• [EXERCISE REQUIREMENTS] Lines below that include "fraction" are the answer; copy each one.
*** DATASET CONTENT ***
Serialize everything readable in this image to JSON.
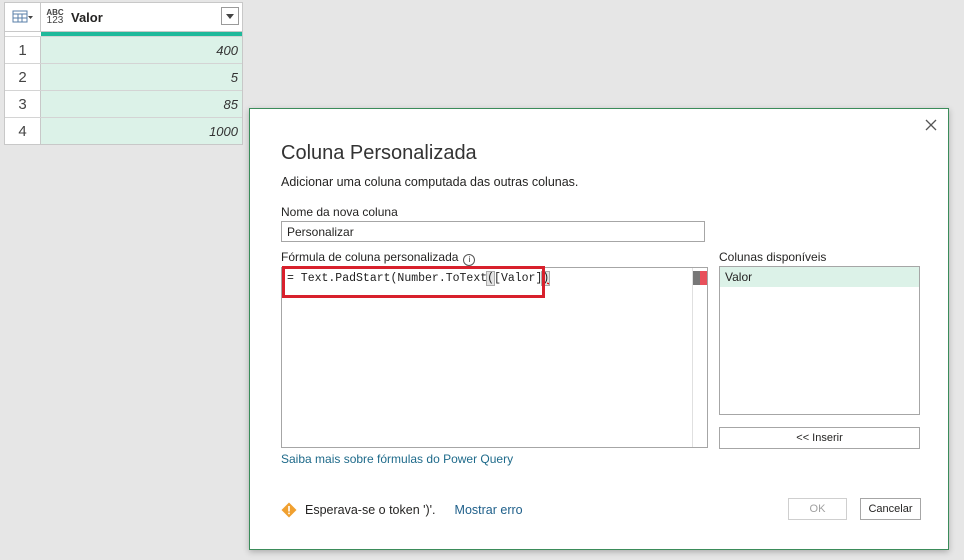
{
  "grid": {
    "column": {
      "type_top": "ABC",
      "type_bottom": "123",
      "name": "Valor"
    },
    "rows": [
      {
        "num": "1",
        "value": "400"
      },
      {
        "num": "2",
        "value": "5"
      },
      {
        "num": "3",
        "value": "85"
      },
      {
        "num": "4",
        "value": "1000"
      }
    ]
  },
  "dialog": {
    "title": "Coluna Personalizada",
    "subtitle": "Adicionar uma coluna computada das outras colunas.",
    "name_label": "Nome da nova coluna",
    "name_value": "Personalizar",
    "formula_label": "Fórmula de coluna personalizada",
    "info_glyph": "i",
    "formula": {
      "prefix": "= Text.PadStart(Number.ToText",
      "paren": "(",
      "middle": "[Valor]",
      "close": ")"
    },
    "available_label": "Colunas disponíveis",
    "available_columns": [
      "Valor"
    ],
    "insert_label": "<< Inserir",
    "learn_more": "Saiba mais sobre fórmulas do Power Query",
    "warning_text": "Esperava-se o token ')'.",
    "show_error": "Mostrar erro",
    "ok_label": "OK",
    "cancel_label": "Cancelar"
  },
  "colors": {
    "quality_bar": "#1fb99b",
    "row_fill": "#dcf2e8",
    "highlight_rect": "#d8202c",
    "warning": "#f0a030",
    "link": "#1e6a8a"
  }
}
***
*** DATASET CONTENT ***
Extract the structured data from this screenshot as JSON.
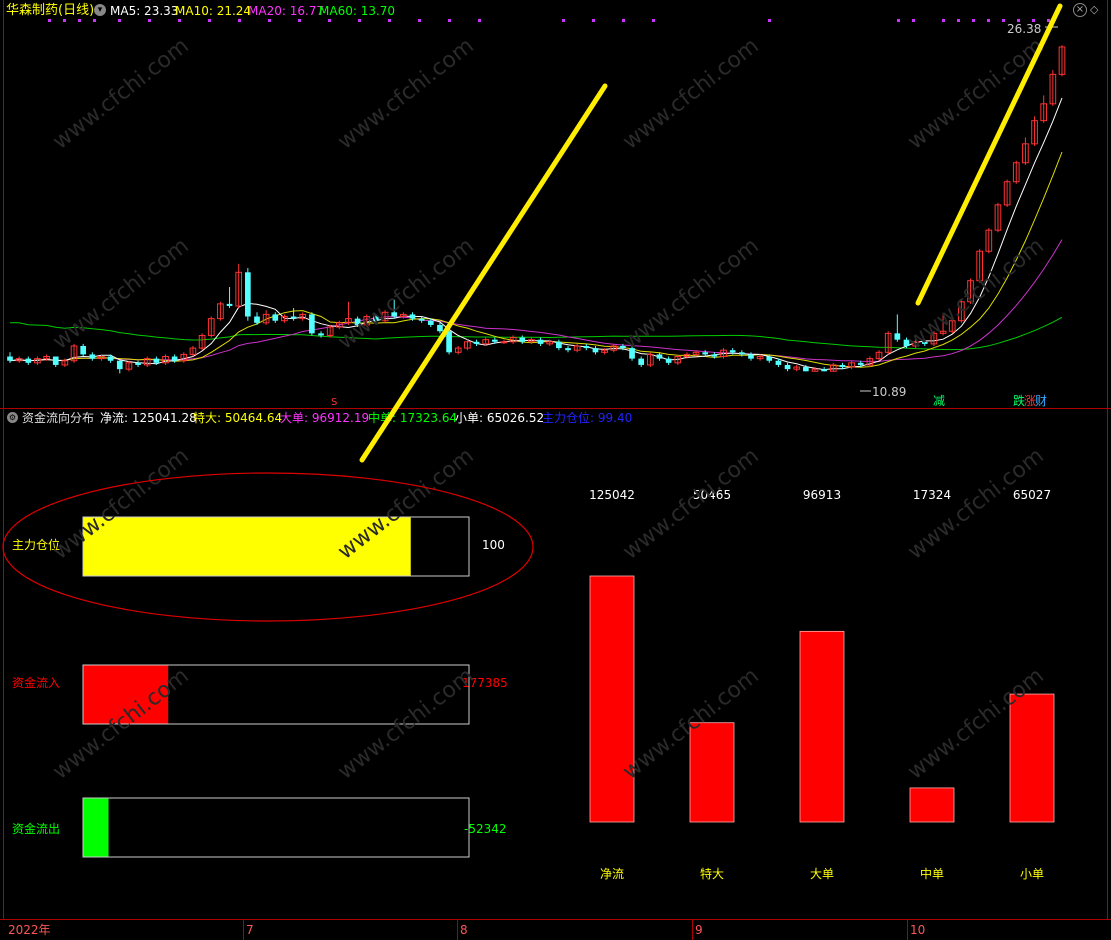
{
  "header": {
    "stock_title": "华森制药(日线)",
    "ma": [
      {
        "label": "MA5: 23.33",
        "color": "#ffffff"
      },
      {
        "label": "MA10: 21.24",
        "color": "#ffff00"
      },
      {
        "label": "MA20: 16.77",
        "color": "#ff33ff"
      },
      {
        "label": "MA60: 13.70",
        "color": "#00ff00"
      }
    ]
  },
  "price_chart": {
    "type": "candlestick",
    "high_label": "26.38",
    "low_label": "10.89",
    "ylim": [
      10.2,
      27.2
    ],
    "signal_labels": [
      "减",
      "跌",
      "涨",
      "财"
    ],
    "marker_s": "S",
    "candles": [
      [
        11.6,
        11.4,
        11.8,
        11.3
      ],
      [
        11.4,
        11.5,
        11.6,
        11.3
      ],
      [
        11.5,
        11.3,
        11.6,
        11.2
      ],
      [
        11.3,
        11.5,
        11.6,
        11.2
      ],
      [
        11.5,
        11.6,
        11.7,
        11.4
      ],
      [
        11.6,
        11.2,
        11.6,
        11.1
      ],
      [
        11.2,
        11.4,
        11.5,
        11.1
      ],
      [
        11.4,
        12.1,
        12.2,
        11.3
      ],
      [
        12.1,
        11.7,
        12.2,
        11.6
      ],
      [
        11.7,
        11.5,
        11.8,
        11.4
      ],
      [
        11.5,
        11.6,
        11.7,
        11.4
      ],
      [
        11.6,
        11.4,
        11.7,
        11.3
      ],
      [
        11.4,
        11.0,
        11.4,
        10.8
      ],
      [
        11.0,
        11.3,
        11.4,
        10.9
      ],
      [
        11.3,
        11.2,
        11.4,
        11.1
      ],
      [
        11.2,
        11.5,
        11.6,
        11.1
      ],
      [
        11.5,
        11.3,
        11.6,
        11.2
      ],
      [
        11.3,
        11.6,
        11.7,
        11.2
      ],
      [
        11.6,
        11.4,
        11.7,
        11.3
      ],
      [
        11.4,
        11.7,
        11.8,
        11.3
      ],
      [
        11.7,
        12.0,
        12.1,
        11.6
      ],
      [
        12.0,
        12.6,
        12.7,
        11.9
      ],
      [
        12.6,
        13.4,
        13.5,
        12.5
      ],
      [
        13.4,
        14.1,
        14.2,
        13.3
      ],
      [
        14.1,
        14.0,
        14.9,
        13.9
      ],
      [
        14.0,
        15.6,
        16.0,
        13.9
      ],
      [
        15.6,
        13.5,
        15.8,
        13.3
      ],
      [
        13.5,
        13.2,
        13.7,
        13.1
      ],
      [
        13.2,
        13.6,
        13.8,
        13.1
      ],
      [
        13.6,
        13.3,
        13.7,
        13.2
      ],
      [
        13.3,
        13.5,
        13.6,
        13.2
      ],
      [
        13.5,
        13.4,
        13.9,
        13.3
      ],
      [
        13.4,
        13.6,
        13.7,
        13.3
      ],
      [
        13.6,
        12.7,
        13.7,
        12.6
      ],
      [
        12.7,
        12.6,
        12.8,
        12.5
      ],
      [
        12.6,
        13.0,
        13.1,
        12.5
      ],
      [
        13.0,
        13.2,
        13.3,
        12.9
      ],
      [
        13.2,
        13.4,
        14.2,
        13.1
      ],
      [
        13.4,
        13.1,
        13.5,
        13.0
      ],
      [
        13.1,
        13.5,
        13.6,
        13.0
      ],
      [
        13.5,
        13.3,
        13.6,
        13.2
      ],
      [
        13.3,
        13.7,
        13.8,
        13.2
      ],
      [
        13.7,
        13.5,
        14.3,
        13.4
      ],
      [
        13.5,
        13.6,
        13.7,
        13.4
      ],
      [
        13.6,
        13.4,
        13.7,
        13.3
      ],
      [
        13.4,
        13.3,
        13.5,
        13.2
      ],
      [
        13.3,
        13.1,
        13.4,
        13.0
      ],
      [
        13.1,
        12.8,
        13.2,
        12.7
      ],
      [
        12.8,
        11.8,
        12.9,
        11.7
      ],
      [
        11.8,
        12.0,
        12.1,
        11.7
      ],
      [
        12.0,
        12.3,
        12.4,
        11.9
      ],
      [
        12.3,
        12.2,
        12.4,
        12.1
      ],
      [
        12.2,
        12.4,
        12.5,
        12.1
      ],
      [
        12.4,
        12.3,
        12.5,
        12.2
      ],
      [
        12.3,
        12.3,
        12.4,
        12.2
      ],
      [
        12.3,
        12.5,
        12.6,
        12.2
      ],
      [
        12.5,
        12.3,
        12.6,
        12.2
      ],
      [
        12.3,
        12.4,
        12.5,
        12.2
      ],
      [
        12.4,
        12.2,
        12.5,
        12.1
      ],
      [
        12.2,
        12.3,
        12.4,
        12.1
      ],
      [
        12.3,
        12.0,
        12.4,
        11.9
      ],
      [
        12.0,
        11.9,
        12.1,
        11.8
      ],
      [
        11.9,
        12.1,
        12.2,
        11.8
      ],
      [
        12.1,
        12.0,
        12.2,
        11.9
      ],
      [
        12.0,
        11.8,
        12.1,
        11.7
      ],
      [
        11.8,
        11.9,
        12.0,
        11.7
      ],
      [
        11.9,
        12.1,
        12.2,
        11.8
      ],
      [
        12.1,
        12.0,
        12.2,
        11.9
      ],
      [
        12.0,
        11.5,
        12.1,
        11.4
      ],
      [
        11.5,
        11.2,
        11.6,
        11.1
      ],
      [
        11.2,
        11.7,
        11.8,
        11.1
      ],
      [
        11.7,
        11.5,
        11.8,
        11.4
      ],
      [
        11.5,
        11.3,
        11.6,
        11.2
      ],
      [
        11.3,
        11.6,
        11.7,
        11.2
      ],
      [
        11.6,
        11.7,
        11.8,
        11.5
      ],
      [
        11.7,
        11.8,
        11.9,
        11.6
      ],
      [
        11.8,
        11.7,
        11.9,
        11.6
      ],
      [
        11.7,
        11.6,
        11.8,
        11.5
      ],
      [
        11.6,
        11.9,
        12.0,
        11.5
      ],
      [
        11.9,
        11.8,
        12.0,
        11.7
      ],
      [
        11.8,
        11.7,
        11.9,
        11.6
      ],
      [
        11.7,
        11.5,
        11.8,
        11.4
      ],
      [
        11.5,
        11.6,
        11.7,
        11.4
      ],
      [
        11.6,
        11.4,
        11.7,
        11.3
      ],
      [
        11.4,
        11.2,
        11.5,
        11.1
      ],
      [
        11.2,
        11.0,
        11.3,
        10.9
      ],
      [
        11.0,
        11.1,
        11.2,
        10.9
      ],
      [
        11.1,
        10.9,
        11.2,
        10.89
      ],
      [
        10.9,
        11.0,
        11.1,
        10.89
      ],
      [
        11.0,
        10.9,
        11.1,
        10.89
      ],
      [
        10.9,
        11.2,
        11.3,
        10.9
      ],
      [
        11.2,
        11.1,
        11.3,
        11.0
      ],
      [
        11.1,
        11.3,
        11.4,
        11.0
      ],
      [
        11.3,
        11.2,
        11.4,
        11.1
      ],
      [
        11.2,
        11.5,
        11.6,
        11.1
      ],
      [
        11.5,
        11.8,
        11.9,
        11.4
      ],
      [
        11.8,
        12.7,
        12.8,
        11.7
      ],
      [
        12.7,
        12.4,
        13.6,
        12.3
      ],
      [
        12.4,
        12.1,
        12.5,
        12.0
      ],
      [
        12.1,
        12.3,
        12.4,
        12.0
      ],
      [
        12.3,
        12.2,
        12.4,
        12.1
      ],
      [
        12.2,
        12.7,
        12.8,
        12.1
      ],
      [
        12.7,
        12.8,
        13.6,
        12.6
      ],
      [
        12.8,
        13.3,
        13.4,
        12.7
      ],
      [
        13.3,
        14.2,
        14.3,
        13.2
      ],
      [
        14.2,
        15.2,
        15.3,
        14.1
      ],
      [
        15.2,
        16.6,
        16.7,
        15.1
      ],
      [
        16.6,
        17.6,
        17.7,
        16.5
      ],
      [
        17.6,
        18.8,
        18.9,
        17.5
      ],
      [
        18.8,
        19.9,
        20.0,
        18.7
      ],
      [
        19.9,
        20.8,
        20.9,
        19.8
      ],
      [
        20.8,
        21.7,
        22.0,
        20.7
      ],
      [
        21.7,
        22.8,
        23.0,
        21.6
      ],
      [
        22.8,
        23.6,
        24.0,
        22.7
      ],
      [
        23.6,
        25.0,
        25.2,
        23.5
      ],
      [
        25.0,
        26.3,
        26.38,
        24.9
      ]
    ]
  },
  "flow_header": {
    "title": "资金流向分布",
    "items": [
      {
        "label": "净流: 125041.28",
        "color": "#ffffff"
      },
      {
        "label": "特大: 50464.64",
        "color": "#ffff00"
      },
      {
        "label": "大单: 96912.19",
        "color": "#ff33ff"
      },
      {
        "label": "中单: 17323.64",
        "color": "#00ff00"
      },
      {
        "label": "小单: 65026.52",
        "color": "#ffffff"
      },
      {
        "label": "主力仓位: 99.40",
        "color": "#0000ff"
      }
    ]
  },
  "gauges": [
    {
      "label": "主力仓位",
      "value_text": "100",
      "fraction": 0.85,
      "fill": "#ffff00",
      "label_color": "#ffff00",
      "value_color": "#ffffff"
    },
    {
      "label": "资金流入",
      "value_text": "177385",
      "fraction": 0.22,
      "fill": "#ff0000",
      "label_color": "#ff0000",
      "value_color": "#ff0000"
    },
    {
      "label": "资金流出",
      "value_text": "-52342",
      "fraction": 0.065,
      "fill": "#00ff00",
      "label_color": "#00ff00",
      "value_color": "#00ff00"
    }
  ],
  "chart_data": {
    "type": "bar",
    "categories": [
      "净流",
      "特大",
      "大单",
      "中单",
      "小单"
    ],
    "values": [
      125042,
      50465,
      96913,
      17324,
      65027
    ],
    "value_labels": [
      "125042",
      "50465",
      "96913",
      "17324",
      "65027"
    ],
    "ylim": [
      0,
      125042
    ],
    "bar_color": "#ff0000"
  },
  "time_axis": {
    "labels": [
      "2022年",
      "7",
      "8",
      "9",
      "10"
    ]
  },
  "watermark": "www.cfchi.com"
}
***
• [RESPONSE]
      "fraction": 0.85,
      "fraction": 0.22,
      "fraction": 0.065,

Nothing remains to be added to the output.